Work order: Pictures stay out of the copy. Everything else in the records must be repeated exactly.

Extracted entries:
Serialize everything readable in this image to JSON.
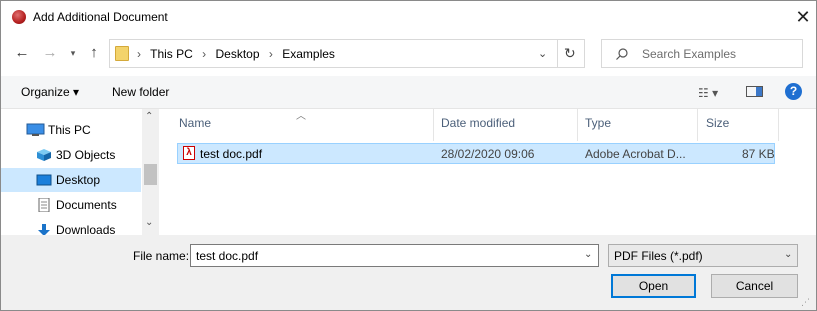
{
  "window": {
    "title": "Add Additional Document",
    "close_glyph": "✕"
  },
  "address": {
    "crumbs": [
      "This PC",
      "Desktop",
      "Examples"
    ],
    "search_placeholder": "Search Examples"
  },
  "commands": {
    "organize": "Organize ▾",
    "new_folder": "New folder"
  },
  "nav": {
    "items": [
      {
        "label": "This PC",
        "icon": "pc-icon"
      },
      {
        "label": "3D Objects",
        "icon": "cube-icon"
      },
      {
        "label": "Desktop",
        "icon": "desktop-icon",
        "selected": true
      },
      {
        "label": "Documents",
        "icon": "document-icon"
      },
      {
        "label": "Downloads",
        "icon": "download-icon"
      }
    ]
  },
  "files": {
    "columns": [
      "Name",
      "Date modified",
      "Type",
      "Size"
    ],
    "rows": [
      {
        "name": "test doc.pdf",
        "date": "28/02/2020 09:06",
        "type": "Adobe Acrobat D...",
        "size": "87 KB",
        "selected": true
      }
    ]
  },
  "footer": {
    "file_name_label": "File name:",
    "file_name_value": "test doc.pdf",
    "filter_value": "PDF Files (*.pdf)",
    "open_label": "Open",
    "cancel_label": "Cancel"
  },
  "colors": {
    "selection": "#cce8ff",
    "accent": "#0078d7"
  }
}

Result:
Serialize everything readable in this image to JSON.
{
  "window": {
    "title": "Add Additional Document",
    "close_glyph": "✕"
  },
  "address": {
    "crumbs": [
      "This PC",
      "Desktop",
      "Examples"
    ],
    "search_placeholder": "Search Examples"
  },
  "commands": {
    "organize": "Organize ▾",
    "new_folder": "New folder"
  },
  "nav": {
    "items": [
      {
        "label": "This PC",
        "icon": "pc-icon"
      },
      {
        "label": "3D Objects",
        "icon": "cube-icon"
      },
      {
        "label": "Desktop",
        "icon": "desktop-icon",
        "selected": true
      },
      {
        "label": "Documents",
        "icon": "document-icon"
      },
      {
        "label": "Downloads",
        "icon": "download-icon"
      }
    ]
  },
  "files": {
    "columns": [
      "Name",
      "Date modified",
      "Type",
      "Size"
    ],
    "rows": [
      {
        "name": "test doc.pdf",
        "date": "28/02/2020 09:06",
        "type": "Adobe Acrobat D...",
        "size": "87 KB",
        "selected": true
      }
    ]
  },
  "footer": {
    "file_name_label": "File name:",
    "file_name_value": "test doc.pdf",
    "filter_value": "PDF Files (*.pdf)",
    "open_label": "Open",
    "cancel_label": "Cancel"
  },
  "colors": {
    "selection": "#cce8ff",
    "accent": "#0078d7"
  }
}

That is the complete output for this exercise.